3. The Skull Crusher
The skull crusher is a difficult exercise that demands caution and precision for shoulder elevation, but when done correctly, it is a fantastic all-around growth mechanism for the triceps.
To begin, get an EZ bar, which is the most effective bar to use for skull crusher due to its low profile.
Laying down on a flat bench with your arms fully extended, as if you were ready to perform a bench press set, is a good warm-up exercise.
Put your hands on the narrow-grip area of the bar to get the most stretch and tension in your triceps muscles.
Starting with your arms bent at the elbows, perform your first rep as quickly as possible.
Pulling the bar away from your forehead by about an inch is recommended.
Keep the tops of your arms straight and your triceps flexed as you stretch them.
Once again, raise your arms almost fully extended, but not fully extended enough that you are unable to use the tension of your triceps muscles while you are resting in a fully extended posture. This is a full rep of the different exercises.
4. Dumbbell Triceps Press With A Reverse Grip
This is a fantastic combination workout that works your pecs, front delts, and triceps at the same time.
The only equipment you’ll need to get started is a workout bench and two weights.
Place dumbbells on each knee of a flat bench and sit upright on the bench.
Lie down on a bench with care to avoid falling off.
Maintain a strong grip on the floor with your feet.
Raise your arms straight in the air while gripping a dumbbell in each hand for balance.
Maintain a full range of motion with your arms fully extended and palms facing each other.
When you reach this position, you should slightly rotate your palms outwards to the side.
Reduce the length of your arms to the side of your body until your elbows are in line with your torso at this point.
Maintain your elbow tucking position.
Make use of the muscle in your triceps to lift your weight back up to the starting position.

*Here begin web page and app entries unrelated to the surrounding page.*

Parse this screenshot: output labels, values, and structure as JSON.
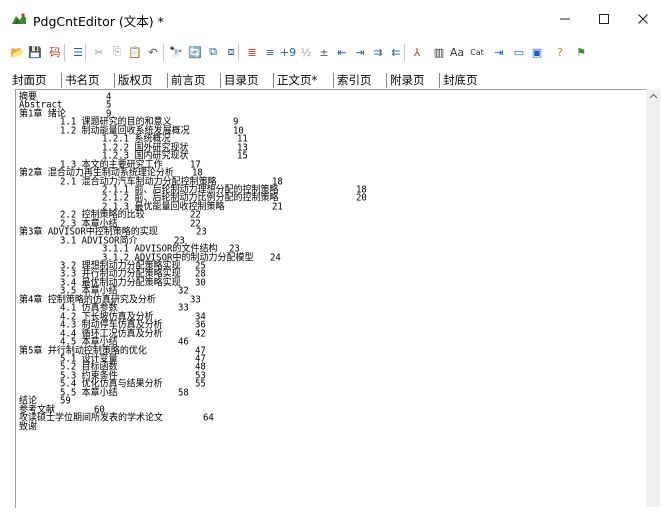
{
  "window": {
    "title": "PdgCntEditor (文本) *",
    "controls": {
      "minimize": "—",
      "maximize": "☐",
      "close": "✕"
    }
  },
  "toolbar": {
    "items": [
      {
        "icon": "open-folder-icon",
        "glyph": "📂"
      },
      {
        "icon": "save-disk-icon",
        "glyph": "💾"
      },
      {
        "icon": "encoding-icon",
        "glyph": "码"
      },
      {
        "icon": "indent-icon",
        "glyph": "☰"
      },
      {
        "icon": "cut-icon",
        "glyph": "✂"
      },
      {
        "icon": "copy-icon",
        "glyph": "⎘"
      },
      {
        "icon": "paste-icon",
        "glyph": "📋"
      },
      {
        "icon": "undo-icon",
        "glyph": "↶"
      },
      {
        "icon": "find-icon",
        "glyph": "🔭"
      },
      {
        "icon": "replace-icon",
        "glyph": "🔄"
      },
      {
        "icon": "page-offset-icon",
        "glyph": "⧉"
      },
      {
        "icon": "page-number-icon",
        "glyph": "⧈"
      },
      {
        "icon": "align-left-red-icon",
        "glyph": "≣"
      },
      {
        "icon": "align-left-icon",
        "glyph": "≡"
      },
      {
        "icon": "number-plus-icon",
        "glyph": "+9"
      },
      {
        "icon": "half-width-icon",
        "glyph": "½"
      },
      {
        "icon": "plus-level-icon",
        "glyph": "±"
      },
      {
        "icon": "decrease-indent-icon",
        "glyph": "⇤"
      },
      {
        "icon": "increase-indent-icon",
        "glyph": "⇥"
      },
      {
        "icon": "indent-level-icon",
        "glyph": "⇉"
      },
      {
        "icon": "outdent-level-icon",
        "glyph": "⇇"
      },
      {
        "icon": "pdf-icon",
        "glyph": "⅄"
      },
      {
        "icon": "bookmark-icon",
        "glyph": "▥"
      },
      {
        "icon": "font-icon",
        "glyph": "Aa"
      },
      {
        "icon": "cat-icon",
        "glyph": "Cat"
      },
      {
        "icon": "insert-icon",
        "glyph": "⇥"
      },
      {
        "icon": "window-icon",
        "glyph": "▭"
      },
      {
        "icon": "view-icon",
        "glyph": "▣"
      },
      {
        "icon": "help-icon",
        "glyph": "?"
      },
      {
        "icon": "pin-icon",
        "glyph": "⚑"
      }
    ]
  },
  "tabs": [
    "封面页",
    "书名页",
    "版权页",
    "前言页",
    "目录页",
    "正文页*",
    "索引页",
    "附录页",
    "封底页"
  ],
  "active_tab": "正文页*",
  "toc": [
    {
      "title": "摘要",
      "page": "4",
      "level": 0
    },
    {
      "title": "Abstract",
      "page": "5",
      "level": 0
    },
    {
      "title": "第1章 绪论",
      "page": "9",
      "level": 0
    },
    {
      "title": "1.1 课题研究的目的和意义",
      "page": "9",
      "level": 1
    },
    {
      "title": "1.2 制动能量回收系统发展概况",
      "page": "10",
      "level": 1
    },
    {
      "title": "1.2.1 系统概况",
      "page": "11",
      "level": 2
    },
    {
      "title": "1.2.2 国外研究现状",
      "page": "13",
      "level": 2
    },
    {
      "title": "1.2.3 国内研究现状",
      "page": "15",
      "level": 2
    },
    {
      "title": "1.3 本文的主要研究工作",
      "page": "17",
      "level": 1
    },
    {
      "title": "第2章 混合动力再生制动系统理论分析",
      "page": "18",
      "level": 0
    },
    {
      "title": "2.1 混合动力汽车制动力分配控制策略",
      "page": "18",
      "level": 1
    },
    {
      "title": "2.1.1 前、后轮制动力理想分配的控制策略",
      "page": "18",
      "level": 2
    },
    {
      "title": "2.1.2 前、后轮制动力比例分配的控制策略",
      "page": "20",
      "level": 2
    },
    {
      "title": "2.1.3 最优能量回收控制策略",
      "page": "21",
      "level": 2
    },
    {
      "title": "2.2 控制策略的比较",
      "page": "22",
      "level": 1
    },
    {
      "title": "2.3 本章小结",
      "page": "22",
      "level": 1
    },
    {
      "title": "第3章 ADVISOR中控制策略的实现",
      "page": "23",
      "level": 0
    },
    {
      "title": "3.1 ADVISOR简介",
      "page": "23",
      "level": 1
    },
    {
      "title": "3.1.1 ADVISOR的文件结构",
      "page": "23",
      "level": 2
    },
    {
      "title": "3.1.2 ADVISOR中的制动力分配模型",
      "page": "24",
      "level": 2
    },
    {
      "title": "3.2 理想制动力分配策略实现",
      "page": "25",
      "level": 1
    },
    {
      "title": "3.3 并行制动力分配策略实现",
      "page": "28",
      "level": 1
    },
    {
      "title": "3.4 最优制动力分配策略实现",
      "page": "30",
      "level": 1
    },
    {
      "title": "3.5 本章小结",
      "page": "32",
      "level": 1
    },
    {
      "title": "第4章 控制策略的仿真研究及分析",
      "page": "33",
      "level": 0
    },
    {
      "title": "4.1 仿真参数",
      "page": "33",
      "level": 1
    },
    {
      "title": "4.2 下长坡仿真及分析",
      "page": "34",
      "level": 1
    },
    {
      "title": "4.3 制动停车仿真及分析",
      "page": "36",
      "level": 1
    },
    {
      "title": "4.4 循环工况仿真及分析",
      "page": "42",
      "level": 1
    },
    {
      "title": "4.5 本章小结",
      "page": "46",
      "level": 1
    },
    {
      "title": "第5章 并行制动控制策略的优化",
      "page": "47",
      "level": 0
    },
    {
      "title": "5.1 设计变量",
      "page": "47",
      "level": 1
    },
    {
      "title": "5.2 目标函数",
      "page": "48",
      "level": 1
    },
    {
      "title": "5.3 约束条件",
      "page": "53",
      "level": 1
    },
    {
      "title": "5.4 优化仿真与结果分析",
      "page": "55",
      "level": 1
    },
    {
      "title": "5.5 本章小结",
      "page": "58",
      "level": 1
    },
    {
      "title": "结论",
      "page": "59",
      "level": 0
    },
    {
      "title": "参考文献",
      "page": "60",
      "level": 0
    },
    {
      "title": "攻读硕士学位期间所发表的学术论文",
      "page": "64",
      "level": 0
    },
    {
      "title": "致谢",
      "page": "",
      "level": 0
    }
  ],
  "colors": {
    "accent_red": "#e0301e",
    "toolbar_blue": "#1f5fbf",
    "icon_green": "#3c8c2c"
  }
}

When you do this, be sure you are exhaling fully and completely.
Maintain tension at the peak for a more effective triceps contraction.
Slowly increase the speed until you reach your desired level of comfort for muscle activation.

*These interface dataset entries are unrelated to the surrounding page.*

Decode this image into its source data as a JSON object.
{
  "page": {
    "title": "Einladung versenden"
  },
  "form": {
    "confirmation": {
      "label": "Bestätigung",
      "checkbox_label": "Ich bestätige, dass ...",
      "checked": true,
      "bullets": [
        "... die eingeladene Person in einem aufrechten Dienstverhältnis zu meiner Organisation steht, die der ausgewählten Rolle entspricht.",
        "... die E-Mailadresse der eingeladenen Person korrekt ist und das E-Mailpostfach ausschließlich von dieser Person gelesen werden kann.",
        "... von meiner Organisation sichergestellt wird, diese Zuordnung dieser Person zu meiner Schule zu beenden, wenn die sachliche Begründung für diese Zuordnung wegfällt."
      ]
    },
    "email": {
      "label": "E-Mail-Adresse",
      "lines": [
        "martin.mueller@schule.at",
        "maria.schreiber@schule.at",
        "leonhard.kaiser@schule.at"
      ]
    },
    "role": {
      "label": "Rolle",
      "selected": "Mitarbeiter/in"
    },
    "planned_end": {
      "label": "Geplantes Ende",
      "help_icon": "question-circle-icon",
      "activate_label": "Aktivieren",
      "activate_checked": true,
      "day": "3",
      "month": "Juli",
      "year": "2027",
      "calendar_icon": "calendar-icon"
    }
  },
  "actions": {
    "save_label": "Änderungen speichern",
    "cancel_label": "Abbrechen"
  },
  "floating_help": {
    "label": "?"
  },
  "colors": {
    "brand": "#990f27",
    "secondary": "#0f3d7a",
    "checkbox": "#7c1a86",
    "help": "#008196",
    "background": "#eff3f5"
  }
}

5. Triceps Extension Using A Dumbbell While Lying Down
You must maintain a strong grasp on the dumbbells during the entire movement in order to do this close grip bench press successfully.

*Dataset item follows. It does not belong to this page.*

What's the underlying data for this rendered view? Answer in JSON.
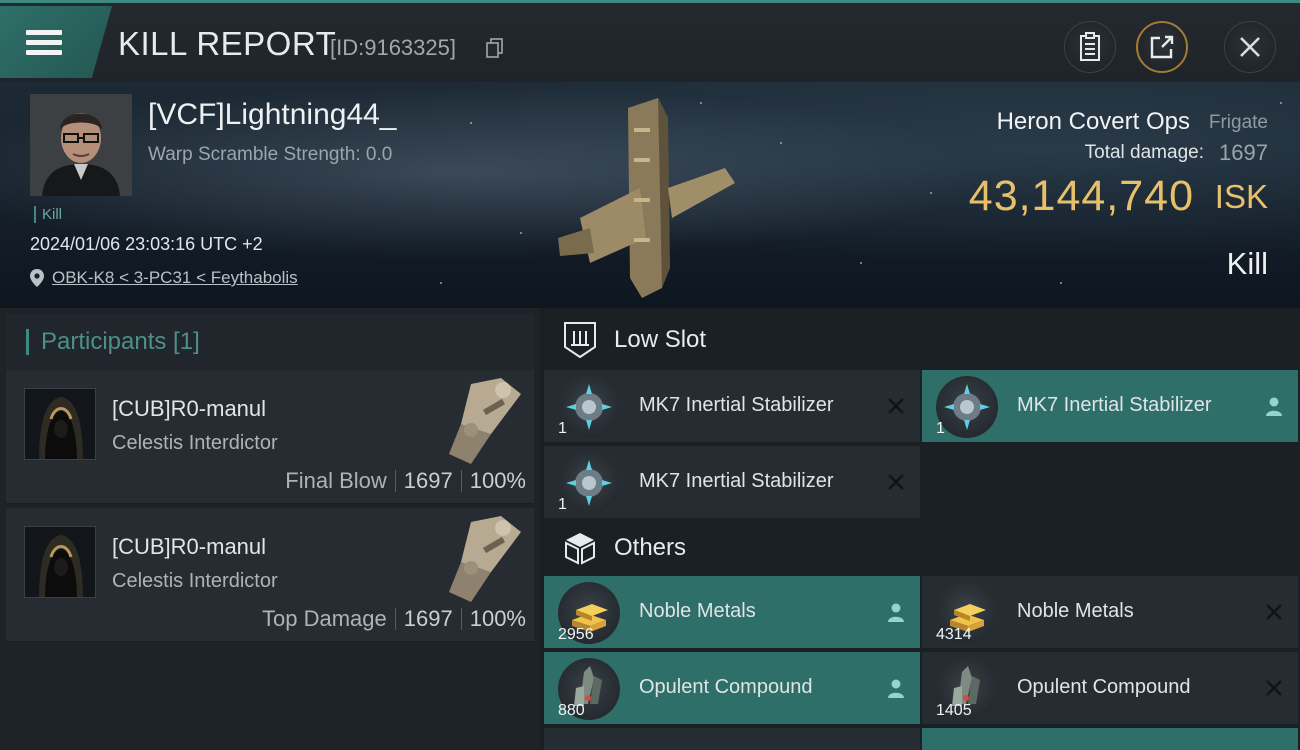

Take a seat on a bench with a level surface.
Take two dumbbells and set them on top of your knees for this exercise.
Sit back and relax on a bench.
Raise your arms above your head while holding weights in your hands.
Turn the dumbbells inward so that your palms are facing in on the exercise.
Maintain a shoulder-width distance between your weights.
This is the beginning point for the game.
Beginning now, begin bending your forearms while maintaining as much rigidity in your upper arm as you can.
Dumbbells should be lowered till they are at the sides of your ears to avoid muscle fatigue.
Extend the arms back to the starting position, using the strength of the triceps elbow extension.
Frequently Asked Questions (FAQ)
Muscles in the skull crushers were worked.
Reduce the bar to your forehead and you’ll be working the medial and lateral heads of the triceps the majority of the time.
The muscles on the inside and outside of the back of your arm are referred to as the biceps.
While lowering the bar over your head, the long head of the triceps is largely engaged in the exercise.
When performing the bench press, the lateral head of the tricep is efficiently worked, but not the medial or long head.
Tricep extensions with a barbell while lying down are helpful for working the long and medial heads of the triceps, but not the lateral head.
Both movements train the triceps in a complementary manner, effectively working the entire muscle.
Dips are a multi-joint body weight workout that works your chest, anterior deltoids, and triceps all at the same time.
Dips engage both the long head and the lateral head of the triceps, with the medial head kicking in at the top of the movement to provide a well-rounded workout.